Beneath the glitz and glamour of what is arguably the most expensive real estate in the world, beneath the playground of the high-rolling mega-rich gamblers who fly in for the weekend in their private jets, beneath the neon lights and polished marble of the casinos, beneath the city that never sleeps, is a world that is known to only the handful of America’s forgotten—its homeless.
Despite being located in the Mojave Desert, Las Vegas, because of its physical geography and being surrounded by mountains, is prone to occasional very heavy rainfall and flash flooding. To counter the effects of this flooding, there is a labyrinth of over three hundred miles of storm sewers beneath the streets of Sin City. And this underground maze has become home to hundreds of Nevada’s less fortunate—the dispossessed, the marginalized, the mentally-ill and those who have simply fallen on hard times. They are young and old, male and female, able-bodied and disabled. There are single people, there are couples, and there are entire families.
When the evening sun goes down, many of Las Vegas’ mole people will venture to the surface and mingle with those who have come to pay homage to the neon gods. They beg at street corners, panhandle, dumpster dive and scour the back alleys. And when the rest of Nevada’s denizens and Las Vegas’ day-trippers have called it a night, they return to their dank subterranean sanctuary.

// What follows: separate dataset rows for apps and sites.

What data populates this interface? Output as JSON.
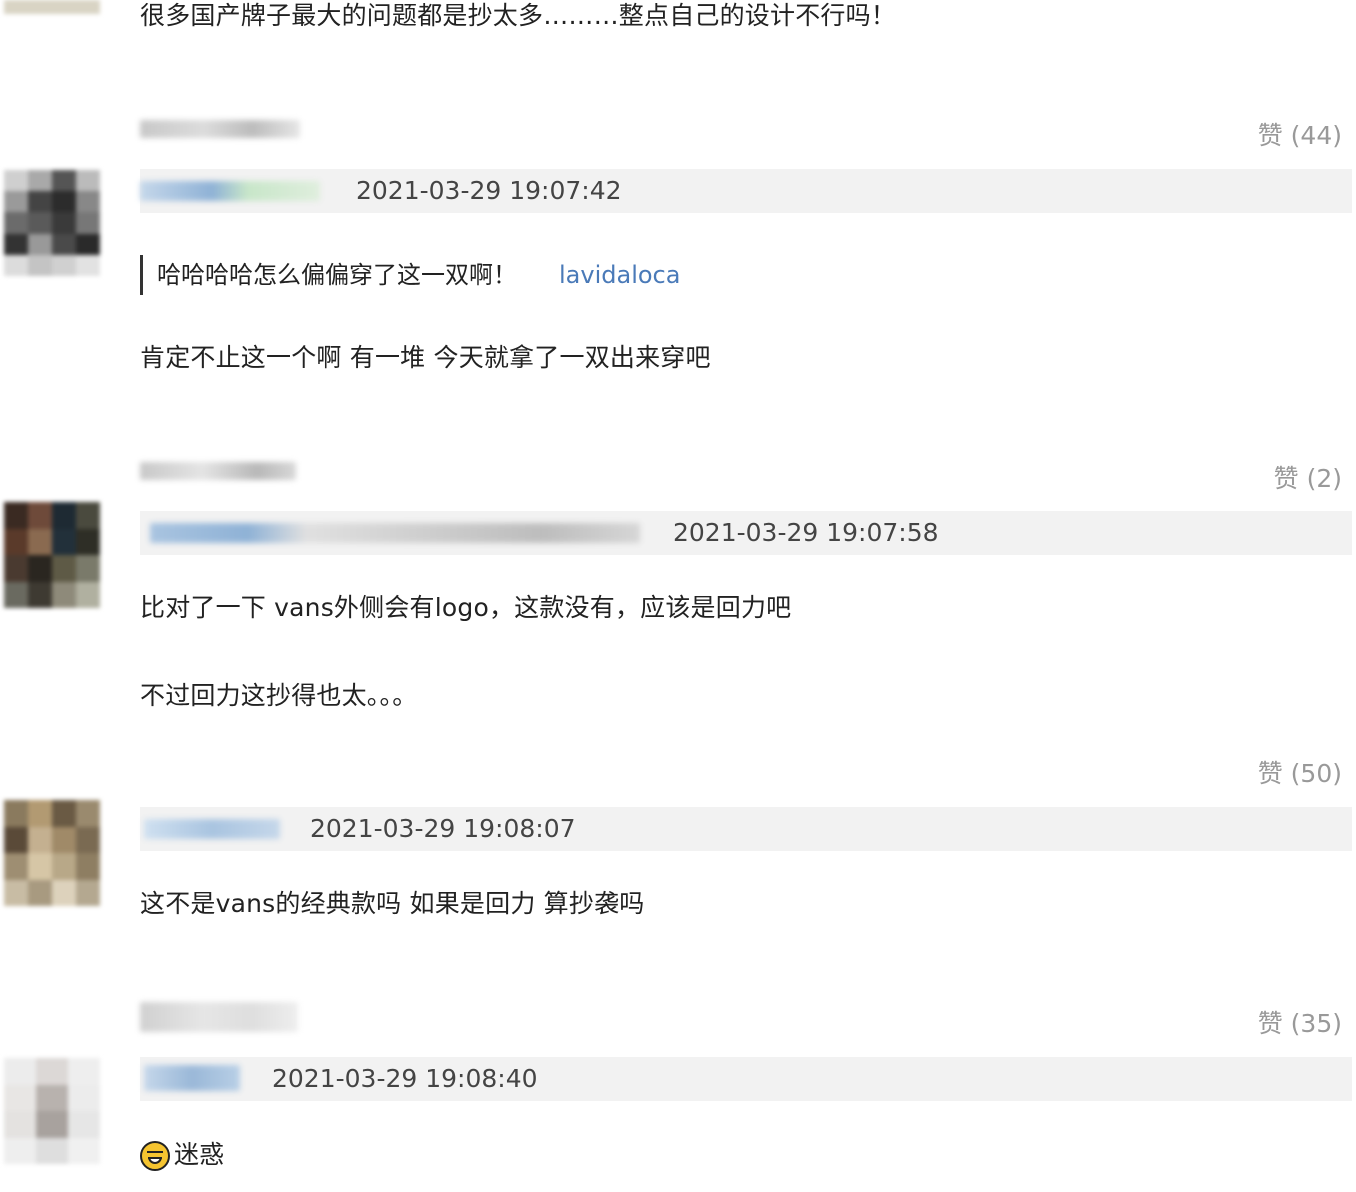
{
  "top_comment": {
    "text": "很多国产牌子最大的问题都是抄太多………整点自己的设计不行吗！"
  },
  "comments": [
    {
      "like_label": "赞 (44)",
      "timestamp": "2021-03-29 19:07:42",
      "quote_text": "哈哈哈哈怎么偏偏穿了这一双啊！",
      "quote_author": "lavidaloca",
      "body": [
        "肯定不止这一个啊 有一堆 今天就拿了一双出来穿吧"
      ]
    },
    {
      "like_label": "赞 (2)",
      "timestamp": "2021-03-29 19:07:58",
      "body": [
        "比对了一下 vans外侧会有logo，这款没有，应该是回力吧",
        "不过回力这抄得也太。。。"
      ]
    },
    {
      "like_label": "赞 (50)",
      "timestamp": "2021-03-29 19:08:07",
      "body": [
        "这不是vans的经典款吗 如果是回力 算抄袭吗"
      ]
    },
    {
      "like_label": "赞 (35)",
      "timestamp": "2021-03-29 19:08:40",
      "body": [
        "迷惑"
      ],
      "emoji": "grinning-tears-emoji"
    }
  ]
}
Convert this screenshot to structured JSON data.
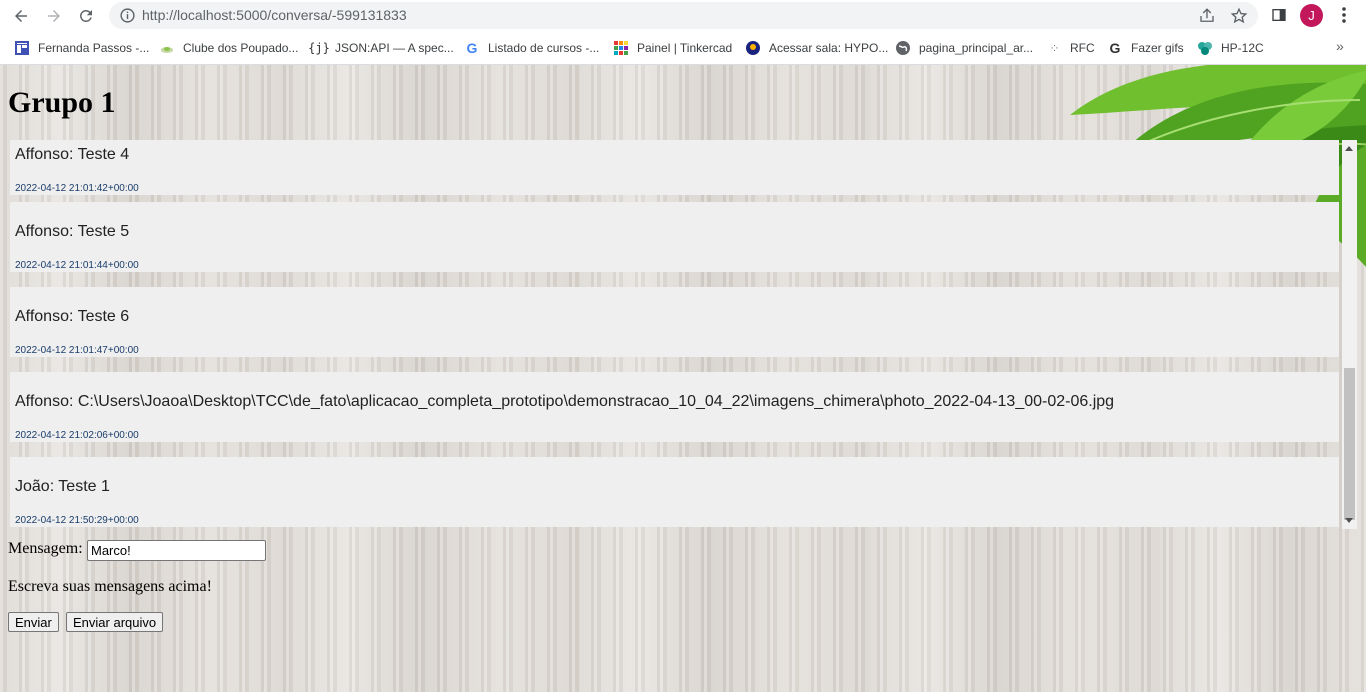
{
  "browser": {
    "url": "http://localhost:5000/conversa/-599131833",
    "profile_initial": "J",
    "bookmarks": [
      {
        "label": "Fernanda Passos -...",
        "icon": "calendar-icon"
      },
      {
        "label": "Clube dos Poupado...",
        "icon": "leaf-icon"
      },
      {
        "label": "JSON:API — A spec...",
        "icon": "json-braces-icon"
      },
      {
        "label": "Listado de cursos -...",
        "icon": "google-icon"
      },
      {
        "label": "Painel | Tinkercad",
        "icon": "tinkercad-icon"
      },
      {
        "label": "Acessar sala: HYPO...",
        "icon": "conference-icon"
      },
      {
        "label": "pagina_principal_ar...",
        "icon": "globe-icon"
      },
      {
        "label": "RFC",
        "icon": "dots-icon"
      },
      {
        "label": "Fazer gifs",
        "icon": "google-icon"
      },
      {
        "label": "HP-12C",
        "icon": "app-icon"
      }
    ]
  },
  "page": {
    "title": "Grupo 1",
    "messages": [
      {
        "text": "Affonso: Teste 4",
        "time": "2022-04-12 21:01:42+00:00"
      },
      {
        "text": "Affonso: Teste 5",
        "time": "2022-04-12 21:01:44+00:00"
      },
      {
        "text": "Affonso: Teste 6",
        "time": "2022-04-12 21:01:47+00:00"
      },
      {
        "text": "Affonso: C:\\Users\\Joaoa\\Desktop\\TCC\\de_fato\\aplicacao_completa_prototipo\\demonstracao_10_04_22\\imagens_chimera\\photo_2022-04-13_00-02-06.jpg",
        "time": "2022-04-12 21:02:06+00:00"
      },
      {
        "text": "João: Teste 1",
        "time": "2022-04-12 21:50:29+00:00"
      }
    ],
    "form": {
      "label": "Mensagem:",
      "value": "Marco!",
      "hint": "Escreva suas mensagens acima!",
      "send_label": "Enviar",
      "send_file_label": "Enviar arquivo"
    }
  }
}
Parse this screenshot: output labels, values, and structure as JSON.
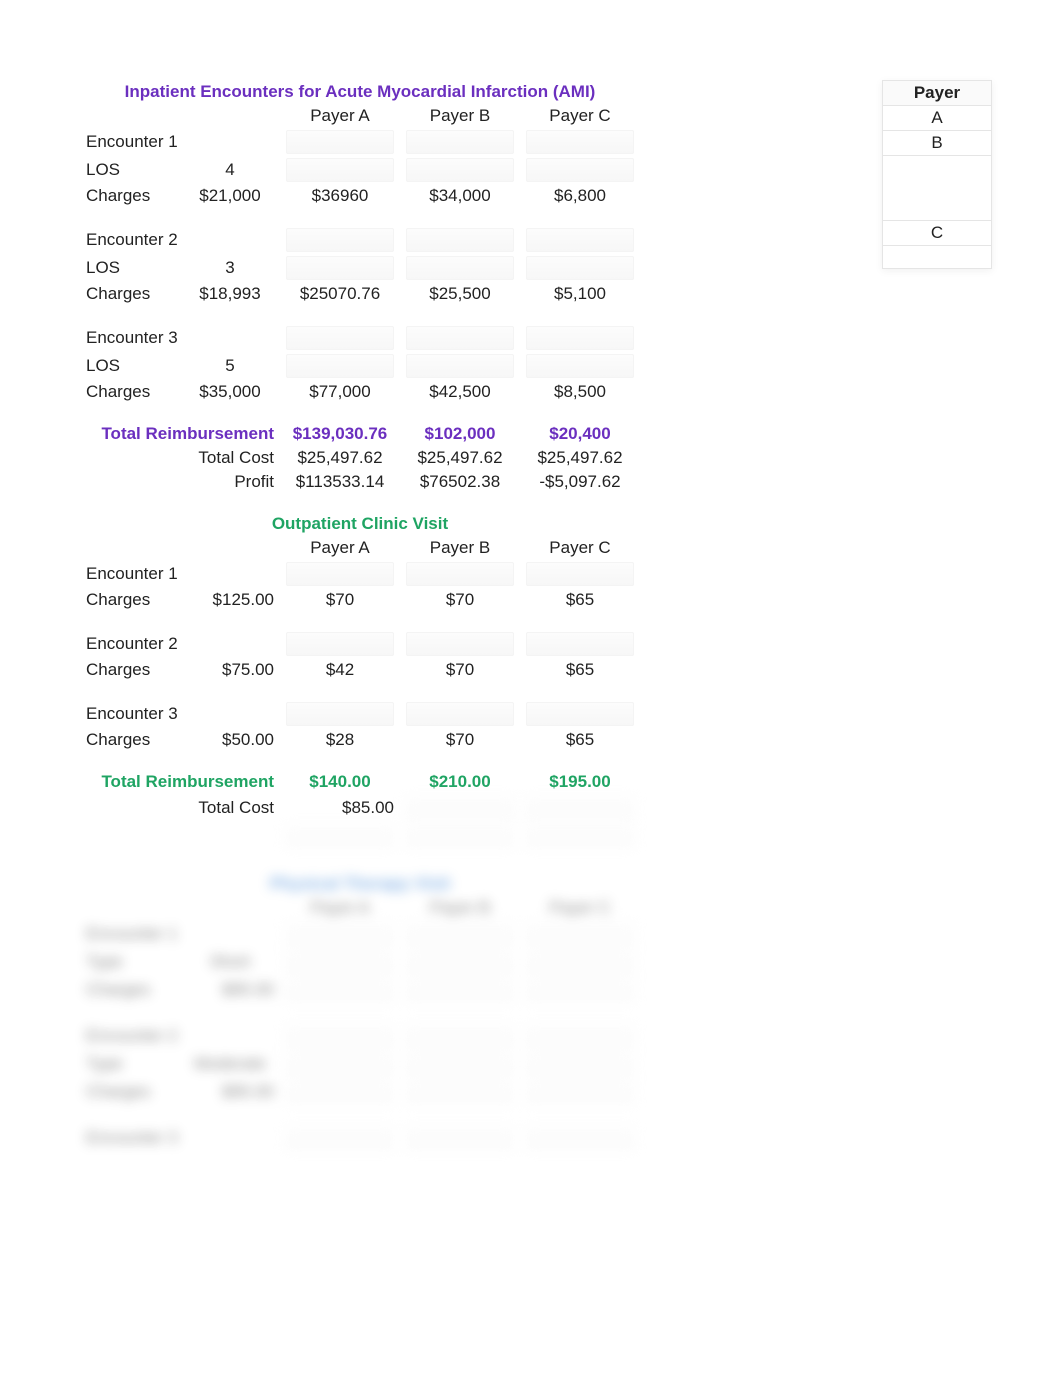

The day-to-day existence of the sewer dwellers is fraught with dangers. If they’re lucky enough to avoid the muggings and the occasional murder, they have to contend with the ever-presence of disease and lack of hygiene, the rats and the scorpions, and the loss of the little dignity that they once had. But perhaps the greatest danger is the constant threat of the reason why the tunnels are there at all—flash floods. Drownings are not uncommon, and destruction of their meagre possessions is almost guaranteed.
None of those who live beneath the streets are there by choice. They are there by circumstance. The contrast between the haves and the have nots in America is stark, and it should be an embarrassment to a nation that has always prided itself as the greatest country on Earth, a nation that has always welcomed with open arms the less-fortunate of other lands, a nation with an economy big enough to finance the exploration of space and the most powerful military complex in history, but not big enough, it seems, to take care of its own.
A short video by photojournalist Matthew O’Brien says more than this essay could ever say.
The underground maze of Las Vegas’ storm sewers has become home to hundreds of Nevada’s less fortunate – the dispossessed, the marginalized, the mentally-ill and those who have simply fallen on hard times.
Photo: Brian Vander Brug
None of those who live beneath the streets are there by choice. They are there by circumstance.